The Best Way To Keep Track Of Food Recalls (It's Not Just The News)

Be proactive and check the status of various food recalls anytime with these sources.

Food recalls are a common snippet of news you'll encounter just about every week. In 2021 alone, 343 official recalls were issued in total, and I'm sure you've glossed over plenty of these yourself while skimming over the news during the day. But do you remember reading about 343 individual recalls last year? Probably not. That's a ton of information, and any one of those at-risk items could have been about something you have in your refrigerator or pantry and you may not have known about it. USA Today recently delved into how you can stay on top of recall news on your own without having to stumble upon the info via news outlets.


Vanessa Coffman, Director of the Alliance to Stop Foodborne Illness, compiled some handy tips for people who want to stay on top of food recalls and foodborne illness outbreak information.

Government websites aggregate recall information for you

What better place to start than the Food and Drug Administration (FDA) itself? The FDA has a page on its website solely dedicated to keeping track of recalls. And the Food Safety and Inspection Service (FSIS) arm of the U.S. Department of Agriculture's (USDA) also has an email update service and RSS feeds that'll help you stay on top of things as well. Stop Foodborne Illness' website also has a handy recall aggregator that you can bookmark, too.


USA Today has its own aggregator, which also covers other non-food items and consumer goods.

Your local grocery store can help you keep track of recalls

This one's interesting: If you have one of those frequent shopper cards at your hometown grocery store, it's possible your store has an opt-in recall notification service that will tell you if one of its products has been recalled for any reason. And remember, a "voluntary" recall doesn't mean you should feel free to ignore it.


"Just because something has been voluntarily recalled doesn't mean it has been deemed less serious than any other type of recall," Coffman explains.
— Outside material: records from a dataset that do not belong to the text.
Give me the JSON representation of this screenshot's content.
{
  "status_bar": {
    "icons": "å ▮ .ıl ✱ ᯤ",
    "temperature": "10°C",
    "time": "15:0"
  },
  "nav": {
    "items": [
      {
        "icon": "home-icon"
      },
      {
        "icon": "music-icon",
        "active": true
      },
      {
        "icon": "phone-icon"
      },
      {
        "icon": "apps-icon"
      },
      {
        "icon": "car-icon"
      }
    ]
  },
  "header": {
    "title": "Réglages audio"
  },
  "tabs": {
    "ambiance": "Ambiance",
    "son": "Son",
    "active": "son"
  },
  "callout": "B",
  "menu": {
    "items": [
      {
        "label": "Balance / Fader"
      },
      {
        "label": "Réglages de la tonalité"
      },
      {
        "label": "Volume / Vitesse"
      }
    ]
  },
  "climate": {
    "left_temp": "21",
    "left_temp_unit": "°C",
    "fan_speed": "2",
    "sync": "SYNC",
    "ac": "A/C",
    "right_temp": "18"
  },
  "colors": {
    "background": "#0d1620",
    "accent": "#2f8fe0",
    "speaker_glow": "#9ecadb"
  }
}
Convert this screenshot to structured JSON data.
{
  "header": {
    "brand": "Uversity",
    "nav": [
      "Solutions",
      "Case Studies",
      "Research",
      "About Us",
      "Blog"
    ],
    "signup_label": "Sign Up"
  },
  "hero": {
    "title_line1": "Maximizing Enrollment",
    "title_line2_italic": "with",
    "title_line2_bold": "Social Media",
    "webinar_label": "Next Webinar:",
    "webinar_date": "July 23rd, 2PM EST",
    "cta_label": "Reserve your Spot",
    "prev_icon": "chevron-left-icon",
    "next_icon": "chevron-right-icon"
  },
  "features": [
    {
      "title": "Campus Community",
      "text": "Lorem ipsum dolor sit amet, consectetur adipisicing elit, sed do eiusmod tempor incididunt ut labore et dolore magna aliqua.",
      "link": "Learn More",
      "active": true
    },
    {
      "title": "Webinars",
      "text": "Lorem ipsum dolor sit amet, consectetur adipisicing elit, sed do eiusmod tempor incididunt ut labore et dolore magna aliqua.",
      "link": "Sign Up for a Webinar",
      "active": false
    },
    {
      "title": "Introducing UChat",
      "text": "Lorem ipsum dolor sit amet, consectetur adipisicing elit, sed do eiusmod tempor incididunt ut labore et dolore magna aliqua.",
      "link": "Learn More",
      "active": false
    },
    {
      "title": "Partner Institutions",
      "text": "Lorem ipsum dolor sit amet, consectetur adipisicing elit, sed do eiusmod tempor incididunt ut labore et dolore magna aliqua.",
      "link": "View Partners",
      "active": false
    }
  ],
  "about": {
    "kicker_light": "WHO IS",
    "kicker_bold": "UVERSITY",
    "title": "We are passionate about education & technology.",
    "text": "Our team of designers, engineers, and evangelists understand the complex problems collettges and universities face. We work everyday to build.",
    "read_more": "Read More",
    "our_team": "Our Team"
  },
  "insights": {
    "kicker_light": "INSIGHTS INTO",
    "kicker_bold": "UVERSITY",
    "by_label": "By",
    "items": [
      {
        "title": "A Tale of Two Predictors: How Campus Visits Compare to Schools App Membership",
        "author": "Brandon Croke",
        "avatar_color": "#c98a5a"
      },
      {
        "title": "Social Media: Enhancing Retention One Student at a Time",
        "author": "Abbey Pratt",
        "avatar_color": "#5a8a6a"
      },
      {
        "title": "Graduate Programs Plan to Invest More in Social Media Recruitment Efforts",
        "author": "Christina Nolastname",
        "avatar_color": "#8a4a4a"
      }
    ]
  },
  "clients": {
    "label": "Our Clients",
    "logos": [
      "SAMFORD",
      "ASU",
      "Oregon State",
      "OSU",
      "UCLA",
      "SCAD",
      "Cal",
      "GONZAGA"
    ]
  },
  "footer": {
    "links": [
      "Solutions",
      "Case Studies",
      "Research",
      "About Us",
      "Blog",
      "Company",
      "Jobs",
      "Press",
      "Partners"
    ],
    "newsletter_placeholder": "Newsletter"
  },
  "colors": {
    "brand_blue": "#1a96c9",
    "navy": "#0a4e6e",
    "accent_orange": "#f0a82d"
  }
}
She also says that it's a good idea to spread awareness of recalls via social media or by word of mouth in case anyone you know hasn't heard the news yet.

And no, in case you were extra worried, there's no need to throw away extra food while you're at it. All you have to do is toss the recalled product; the rest of your food should be fine. We're all better safe than sorry, so staying on top of things is never a bad idea, especially when it comes to any food that might put you at risk for something nasty.